MANILA, Philippines — Thirty Lumad students may have finished another school year, which was marked in a graduation ceremony on Saturday at the Bantayog ng mga Bayani, but their fight for their education continues.
“Today is the final march of the Bakwit [School]. We will return to Mindanao, but it does not mean that we are surrendering. We will come home to defend our land,” said Chricelyn Empong of the students from the indigenous communities who moved to Manila to escape an armed conflict that forced their schools to shut down.
Empong was among the 11 Lumad students who finished Grade 12 at the Bakwit School at the University of the Philippines (UP) Diliman.
But their long journey continues as they will march back to their militarized communities for the next school year, though having a school back at home is still uncertain.
Despite this, these 30 students will serve as beacons of hope in their indigenous communities, said Rose Hayahay, a volunteer teacher.
Tony La Viña of the Ateneo School of Government said their graduation was an inspiration and a lesson that one should persist despite the challenges.
The students at Bakwit School were the only students who had finished a challenging school year while all other Lumad schools were shut down.

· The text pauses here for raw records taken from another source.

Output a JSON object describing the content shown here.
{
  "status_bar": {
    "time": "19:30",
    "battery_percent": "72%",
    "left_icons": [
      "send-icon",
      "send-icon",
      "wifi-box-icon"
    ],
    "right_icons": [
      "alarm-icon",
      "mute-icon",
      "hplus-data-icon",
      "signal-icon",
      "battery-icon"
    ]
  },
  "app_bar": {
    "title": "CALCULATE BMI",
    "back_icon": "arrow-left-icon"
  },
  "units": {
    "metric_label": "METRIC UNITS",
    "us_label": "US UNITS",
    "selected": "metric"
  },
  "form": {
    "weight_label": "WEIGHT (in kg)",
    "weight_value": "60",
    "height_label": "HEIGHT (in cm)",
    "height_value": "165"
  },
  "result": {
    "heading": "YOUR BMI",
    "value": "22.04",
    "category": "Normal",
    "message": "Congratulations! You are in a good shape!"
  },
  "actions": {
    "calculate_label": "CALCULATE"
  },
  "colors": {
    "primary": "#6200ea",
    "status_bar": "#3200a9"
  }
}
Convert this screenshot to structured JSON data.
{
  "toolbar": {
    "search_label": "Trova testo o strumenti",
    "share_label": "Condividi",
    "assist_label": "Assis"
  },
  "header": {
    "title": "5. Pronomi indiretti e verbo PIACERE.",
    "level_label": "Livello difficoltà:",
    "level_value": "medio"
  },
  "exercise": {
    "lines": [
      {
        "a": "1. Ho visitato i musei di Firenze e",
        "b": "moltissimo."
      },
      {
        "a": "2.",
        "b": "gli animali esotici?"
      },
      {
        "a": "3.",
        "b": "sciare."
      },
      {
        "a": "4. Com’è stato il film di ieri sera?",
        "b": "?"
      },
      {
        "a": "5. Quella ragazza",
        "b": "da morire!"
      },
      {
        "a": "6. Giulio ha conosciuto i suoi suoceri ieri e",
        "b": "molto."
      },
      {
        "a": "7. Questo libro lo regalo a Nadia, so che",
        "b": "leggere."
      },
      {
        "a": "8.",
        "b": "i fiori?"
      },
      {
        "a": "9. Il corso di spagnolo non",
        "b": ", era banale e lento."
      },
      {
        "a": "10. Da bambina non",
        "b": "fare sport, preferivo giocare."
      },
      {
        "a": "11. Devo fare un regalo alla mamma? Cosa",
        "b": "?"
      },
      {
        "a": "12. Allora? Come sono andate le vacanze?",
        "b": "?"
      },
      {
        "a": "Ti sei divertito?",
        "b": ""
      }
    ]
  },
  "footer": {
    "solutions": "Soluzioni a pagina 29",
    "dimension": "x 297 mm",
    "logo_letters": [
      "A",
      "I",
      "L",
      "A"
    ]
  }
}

Since 2016, more than 170 Lumad schools were closed, disenfranchising 10,000 students.
During the pandemic, the two other remaining Bakwit schools in Davao and Cebu were shut down.
“When we return, there will be no guarantee for our safety. I know that when we come back we will be subjected to harassment, just like before we came here. Despite this, I believe that these students are brave, strong and they can stand up for their rights,” Hayahay told the Inquirer.
Like her teacher, Empong said coming home would also be uncertain for her fellow students. Their parents, she said, were being subjected to harassment, and they expect the same kind of welcome from authorities. Lumad schools were also accused of teaching students subversive ideas that were supposedly against the government.
Big learning curve
The students from different indigenous communities in Mindanao had faced many threats and have waded through the wilderness on their march for education in the past years. But 2021 proved to be more challenging because of the pandemic.
Like all schools in the Philippines, classes shifted to modular and online learning — a big learning curve for Lumad students who have been left at the fringes.
Still, the students had support from UP and other nongovernmental organizations. They also received gadgets as donations to help them cope with school, Hayahay said.
Datu Benito Bay-ao, who spoke at the ceremony, thanked the organizations and individuals who have helped the students get through high school.
The elderly Lumad was among the seven people arrested in a Bakwit School in Cebu for supposed kidnapping and illegal detention, child abuse, and human trafficking. Prosecutors junked the complaint, citing insufficient evidence earlier this year.
“It hurts that only a few remain out of the 10,000 Lumad students. But I am still thankful that there are still those who persist. They give us strength to carry on and remind us not to be afraid,” he said during the ceremony.
While the Lumad schools in their communities were shut down, the elder Lumad said that he would never lose hope that this time, they have many people on their side.
The graduation ended with the 30 Lumad students dancing in front of the Wall of Remembrance, a black granite bearing names of martial law heroes, along with their foster parents and the people who supported their fight for education.